- [Task prompt] Your task is to gather the lines below that hold the string "JSON".

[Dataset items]

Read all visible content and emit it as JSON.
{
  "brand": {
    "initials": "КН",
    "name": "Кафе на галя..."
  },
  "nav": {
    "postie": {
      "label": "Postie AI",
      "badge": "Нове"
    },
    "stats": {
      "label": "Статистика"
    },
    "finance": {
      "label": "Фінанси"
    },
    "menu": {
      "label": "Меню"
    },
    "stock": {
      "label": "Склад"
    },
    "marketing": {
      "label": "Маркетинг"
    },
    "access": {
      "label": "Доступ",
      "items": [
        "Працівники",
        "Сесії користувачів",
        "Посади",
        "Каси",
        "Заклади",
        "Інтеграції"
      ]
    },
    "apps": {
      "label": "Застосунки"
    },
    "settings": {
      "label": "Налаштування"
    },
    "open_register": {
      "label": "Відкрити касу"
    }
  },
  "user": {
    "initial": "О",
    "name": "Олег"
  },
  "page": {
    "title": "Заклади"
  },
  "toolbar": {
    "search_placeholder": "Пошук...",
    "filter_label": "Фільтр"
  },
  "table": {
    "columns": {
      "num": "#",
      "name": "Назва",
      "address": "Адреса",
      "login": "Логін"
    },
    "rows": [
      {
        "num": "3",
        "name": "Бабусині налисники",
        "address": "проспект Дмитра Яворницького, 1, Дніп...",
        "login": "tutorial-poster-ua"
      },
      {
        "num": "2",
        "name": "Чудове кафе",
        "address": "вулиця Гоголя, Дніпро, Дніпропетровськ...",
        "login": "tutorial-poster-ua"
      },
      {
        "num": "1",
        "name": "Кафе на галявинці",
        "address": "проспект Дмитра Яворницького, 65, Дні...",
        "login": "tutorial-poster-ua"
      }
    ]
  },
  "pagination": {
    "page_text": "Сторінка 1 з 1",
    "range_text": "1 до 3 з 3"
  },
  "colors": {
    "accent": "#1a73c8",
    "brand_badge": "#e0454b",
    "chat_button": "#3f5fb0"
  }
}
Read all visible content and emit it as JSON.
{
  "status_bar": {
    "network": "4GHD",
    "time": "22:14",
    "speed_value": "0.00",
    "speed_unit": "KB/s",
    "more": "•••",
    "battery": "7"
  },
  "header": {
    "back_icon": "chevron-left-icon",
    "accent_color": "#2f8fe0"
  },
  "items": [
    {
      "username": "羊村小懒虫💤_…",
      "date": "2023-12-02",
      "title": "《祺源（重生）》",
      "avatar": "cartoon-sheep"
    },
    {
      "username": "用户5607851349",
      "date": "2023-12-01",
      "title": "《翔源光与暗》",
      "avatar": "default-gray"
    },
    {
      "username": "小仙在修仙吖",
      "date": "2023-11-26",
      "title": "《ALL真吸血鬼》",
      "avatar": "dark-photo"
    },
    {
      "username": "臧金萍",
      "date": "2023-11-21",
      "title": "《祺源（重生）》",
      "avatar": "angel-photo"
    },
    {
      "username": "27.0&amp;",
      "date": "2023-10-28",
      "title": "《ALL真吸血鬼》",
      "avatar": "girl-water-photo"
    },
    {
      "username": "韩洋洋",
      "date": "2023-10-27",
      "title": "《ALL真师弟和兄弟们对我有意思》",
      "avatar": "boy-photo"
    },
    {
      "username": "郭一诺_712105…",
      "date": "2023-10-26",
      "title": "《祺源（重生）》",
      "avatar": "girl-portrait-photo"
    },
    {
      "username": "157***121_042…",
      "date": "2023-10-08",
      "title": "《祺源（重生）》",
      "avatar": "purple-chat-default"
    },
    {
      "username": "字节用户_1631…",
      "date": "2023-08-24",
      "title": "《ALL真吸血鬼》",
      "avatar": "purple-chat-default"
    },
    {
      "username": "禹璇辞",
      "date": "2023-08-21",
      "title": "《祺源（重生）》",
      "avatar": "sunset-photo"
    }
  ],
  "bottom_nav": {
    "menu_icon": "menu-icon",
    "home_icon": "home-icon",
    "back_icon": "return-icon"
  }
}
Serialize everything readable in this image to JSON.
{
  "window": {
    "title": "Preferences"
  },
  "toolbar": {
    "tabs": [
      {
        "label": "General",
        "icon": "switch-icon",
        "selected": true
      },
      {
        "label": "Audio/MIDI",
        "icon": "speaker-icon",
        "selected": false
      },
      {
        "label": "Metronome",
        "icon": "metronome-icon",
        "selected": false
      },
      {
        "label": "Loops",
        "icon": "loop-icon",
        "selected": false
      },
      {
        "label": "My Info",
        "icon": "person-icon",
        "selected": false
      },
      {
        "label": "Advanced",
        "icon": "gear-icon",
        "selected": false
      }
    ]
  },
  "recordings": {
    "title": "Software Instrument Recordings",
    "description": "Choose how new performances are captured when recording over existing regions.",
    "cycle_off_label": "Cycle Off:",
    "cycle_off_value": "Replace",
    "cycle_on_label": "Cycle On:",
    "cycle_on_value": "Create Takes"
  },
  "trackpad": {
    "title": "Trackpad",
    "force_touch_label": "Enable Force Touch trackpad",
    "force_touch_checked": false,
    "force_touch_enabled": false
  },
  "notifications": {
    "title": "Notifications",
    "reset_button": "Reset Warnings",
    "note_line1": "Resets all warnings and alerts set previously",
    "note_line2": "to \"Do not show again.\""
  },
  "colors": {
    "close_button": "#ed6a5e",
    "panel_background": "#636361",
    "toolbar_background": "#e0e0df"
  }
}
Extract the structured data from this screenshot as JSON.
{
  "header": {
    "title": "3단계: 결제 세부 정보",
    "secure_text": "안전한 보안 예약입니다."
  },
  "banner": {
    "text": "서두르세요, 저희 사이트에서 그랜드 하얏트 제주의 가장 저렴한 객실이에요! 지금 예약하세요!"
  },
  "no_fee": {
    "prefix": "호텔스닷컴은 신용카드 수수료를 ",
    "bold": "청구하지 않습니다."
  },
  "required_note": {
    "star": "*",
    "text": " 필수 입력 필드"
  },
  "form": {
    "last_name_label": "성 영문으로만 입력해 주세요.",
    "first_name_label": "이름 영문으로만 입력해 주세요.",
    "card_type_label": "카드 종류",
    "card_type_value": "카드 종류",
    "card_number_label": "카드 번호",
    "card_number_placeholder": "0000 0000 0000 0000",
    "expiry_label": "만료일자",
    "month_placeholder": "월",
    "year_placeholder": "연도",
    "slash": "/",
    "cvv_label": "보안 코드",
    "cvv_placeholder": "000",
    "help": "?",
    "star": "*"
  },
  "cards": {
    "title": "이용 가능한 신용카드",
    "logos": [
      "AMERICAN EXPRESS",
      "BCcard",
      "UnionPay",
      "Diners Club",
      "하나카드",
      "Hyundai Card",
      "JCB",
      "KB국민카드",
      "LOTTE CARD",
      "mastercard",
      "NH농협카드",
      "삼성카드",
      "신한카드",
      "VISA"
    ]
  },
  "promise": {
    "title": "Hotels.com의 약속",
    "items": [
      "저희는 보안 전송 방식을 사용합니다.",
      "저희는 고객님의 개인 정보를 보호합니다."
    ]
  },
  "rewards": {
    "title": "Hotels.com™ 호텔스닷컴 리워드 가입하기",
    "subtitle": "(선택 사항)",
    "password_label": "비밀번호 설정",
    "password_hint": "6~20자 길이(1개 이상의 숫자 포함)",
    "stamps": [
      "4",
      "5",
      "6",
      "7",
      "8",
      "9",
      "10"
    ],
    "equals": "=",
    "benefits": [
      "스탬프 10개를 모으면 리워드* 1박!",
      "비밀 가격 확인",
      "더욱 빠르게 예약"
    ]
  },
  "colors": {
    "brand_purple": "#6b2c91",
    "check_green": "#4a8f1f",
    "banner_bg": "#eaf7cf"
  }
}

- [Answer to the problem]
Read all visible content and emit it as JSON.
Read all visible content and emit it as JSON.
Serialize everything readable in this image to JSON.
Extract the structured data from this screenshot as JSON.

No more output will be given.